"If nothing else, the Yankees figure they’re good enough to win 95 games right now, even with A.J.Burnett and Phil Hughes in the same rotation. That puts them in the playoffs. Once there, remember what Billy Beane once said about October’s crapshoot....There’s no need - no point, actually - in building a 110-win roster....'The idea now, for all of us, is just get there,' said a rival GM."This attitude is absurd. When the Bosses and Crapshoots meet in the Division Series, each team has approximately the following odds of winning the series:
- Bosses: 69.5%
- Crapshoots: 30.5%
If they were to meet in the League Championship Series, the odds shift slightly in the Bosses' favor:

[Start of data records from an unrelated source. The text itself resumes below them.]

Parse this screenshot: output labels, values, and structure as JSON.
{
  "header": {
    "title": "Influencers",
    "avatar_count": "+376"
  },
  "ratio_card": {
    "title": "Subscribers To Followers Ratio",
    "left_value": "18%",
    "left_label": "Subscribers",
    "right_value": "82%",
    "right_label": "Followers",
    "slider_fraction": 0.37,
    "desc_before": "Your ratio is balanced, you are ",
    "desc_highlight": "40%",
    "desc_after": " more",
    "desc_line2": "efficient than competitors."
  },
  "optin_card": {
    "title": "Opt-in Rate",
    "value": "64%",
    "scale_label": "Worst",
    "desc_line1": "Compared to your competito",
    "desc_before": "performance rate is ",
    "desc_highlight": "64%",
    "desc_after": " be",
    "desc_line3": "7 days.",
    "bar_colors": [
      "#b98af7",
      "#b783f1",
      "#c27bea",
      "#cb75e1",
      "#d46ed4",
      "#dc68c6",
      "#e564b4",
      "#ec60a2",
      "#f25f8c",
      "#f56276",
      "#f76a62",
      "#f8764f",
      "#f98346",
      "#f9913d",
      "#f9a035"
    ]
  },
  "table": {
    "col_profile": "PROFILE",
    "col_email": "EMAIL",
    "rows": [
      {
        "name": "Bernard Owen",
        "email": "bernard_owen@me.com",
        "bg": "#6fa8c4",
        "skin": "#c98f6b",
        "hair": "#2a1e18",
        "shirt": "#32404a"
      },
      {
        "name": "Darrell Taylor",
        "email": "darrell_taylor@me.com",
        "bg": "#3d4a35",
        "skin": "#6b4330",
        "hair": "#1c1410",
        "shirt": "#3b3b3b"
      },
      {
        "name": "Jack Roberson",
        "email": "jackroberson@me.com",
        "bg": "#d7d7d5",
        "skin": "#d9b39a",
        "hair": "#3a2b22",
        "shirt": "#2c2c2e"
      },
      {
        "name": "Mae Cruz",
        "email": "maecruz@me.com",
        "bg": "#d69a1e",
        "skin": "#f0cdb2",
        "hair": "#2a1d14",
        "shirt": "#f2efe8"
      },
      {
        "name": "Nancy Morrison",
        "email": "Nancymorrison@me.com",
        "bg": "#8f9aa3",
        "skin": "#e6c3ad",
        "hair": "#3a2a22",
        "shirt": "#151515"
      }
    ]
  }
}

- Bosses: 71.9%
- Crapshoots: 28.1%
Now, a reasonable question is, do these log5-calculated odds reflect reality? We cannot test these precise numbers - there has never been one postseason series between teams with 110-52 and 95-67 records, and we would need numerous such series to form a sample size. However, to get a reasonably large enough sample size to test this out, I looked for all postseason series in which the difference between the winning percentages of the favorite and underdog are in the range of .07 to .115; this should get all series where the favorite-underdog matchup is similar to that of Bosses vs. Crapshoots.
Note: The odds in each of these series would have been slightly different based upon the exact differences in team wins, whether it is a 5- or 7-game series, and the home-away format of the series; but for what we are estimating these differences are insignificant.
In MLB history there have been 40 such series. This is not a huge sample size, but it is large enough that if the log5 odds are correct and if more than mere luck is involved, we could expect the better teams to have won in the range of 60-80% of the series.
Which is what happened: the favorites won 29 of the series, 72.5% of them. Winning in the postseason is not entirely due to luck; talent clearly is a huge factor.
So as a fan, given these numbers and facts, would you rather have the Yankees continue to run their business a la the Bosses? Or would you like them to become the Crapshoots?